So you may have heard the name Petter Neby. He is one of the early adopters of the “dumb phone = better lifephilosophy, so he founded Punkt. In doing so, he created several iterations of a stylish and minimalistic phone, which is neither stupid nor conventionally smart. As in, it has internet, but its application is limited. Well, Petter Neby is now involved in a new startup called apostrophy (yes, with a Y). Hailing from Switzerland, the project revolves around the idea of creating a next-generation privacy-focused operating system (OS). It will be called AphyOS and promises “No sneaky terms”. Oh, and it will be a subscription-based service.
But why on earth would you pay for such a service? Well, the company explains it in the FAQ section of their website, while also taking the opportunity to poke a joke at Google. Basically it goes like this: you also pay for using Android, but you pay in user data, not money. Apostrophy’s spin on the situation is that it exists to give you a choice, in case you’d rather pay with hard, cold cash.
Why should a mobile operating system be a subscription service?
The MP02 model of the Punkt phone, called Pigeon.
But AphyOS also has some other unique features. For example, their website gives you access to some of the apps you use on your phone, just as Google has desktop versions of Keep and Calendar, or how Apple has iCloud.com. So okay, not exactly unique, but still cool.
Here are some of the apps listed at launch to support this functionality:
- Aphi email
- Secure storage
- Secure calendar
- To-do lists
This is really the part where Peter Nebby’s signature is visible. He’s a real proponent of the fact that phones are all-consuming right now, whereas a system where your phone and computer complement each other would allow you to focus on both your work and your life, separately.
If AphyOS isn’t Android, what is it? We will…
The website also does this interesting thing where it mentions “Aphy phones”. Given that Punkt is a thing maybe we can expect an AphyOS phone at some point but in general if the operating system is based on Android a lot of phones will probably be able to run it even though they probably need an user with a subscription to keep the phone up to date.
AphyOS is just the beginning and the Aphy phone is the future!
First, buying an “Aphy Phone” would mean that the user would theoretically have to buy the phone and then immediately subscribe to its operating system.

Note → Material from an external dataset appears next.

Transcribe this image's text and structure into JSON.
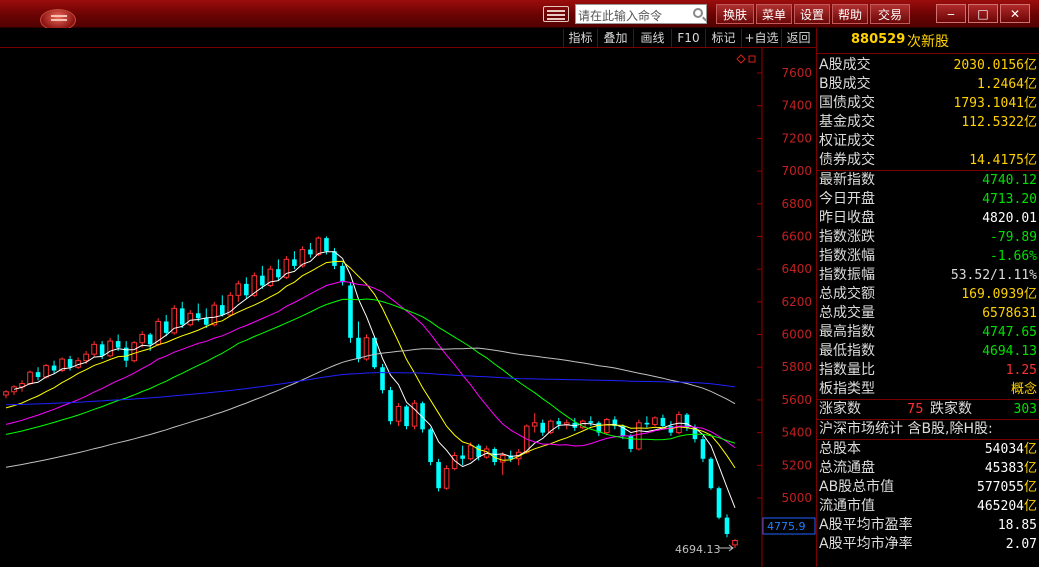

If they don’t like it, they’ll have to figure out how to get stock Android there, and even that can be a pain since the base droid may not even be optimized for that device. Thank goodness flagships are optimized!
However, as a counterpoint, this ties in nicely with the company’s claim to give the user a choice. If major brands – or at least medium-sized brands – release phones that come with AphyOS, and if users are attracted to them, it may prompt Google to reconsider the ordeal and accept it as feedback. Users may even be able to pay the big G for a subscription fee to save their data from ad revenue hell.
That would effectively relieve Apostrophy of their duties immediately, but it would also truly realize the company’s end-goal philosophy, which they go into great detail on their website.
Overall, AphyOS wants to stir the pot. Pete Nebby and company are definitely up to something interesting, and we can’t wait to see what Aphy phones come out in the future, for example. More importantly, how users will react to the subscription, which incidentally has not yet received a price tag.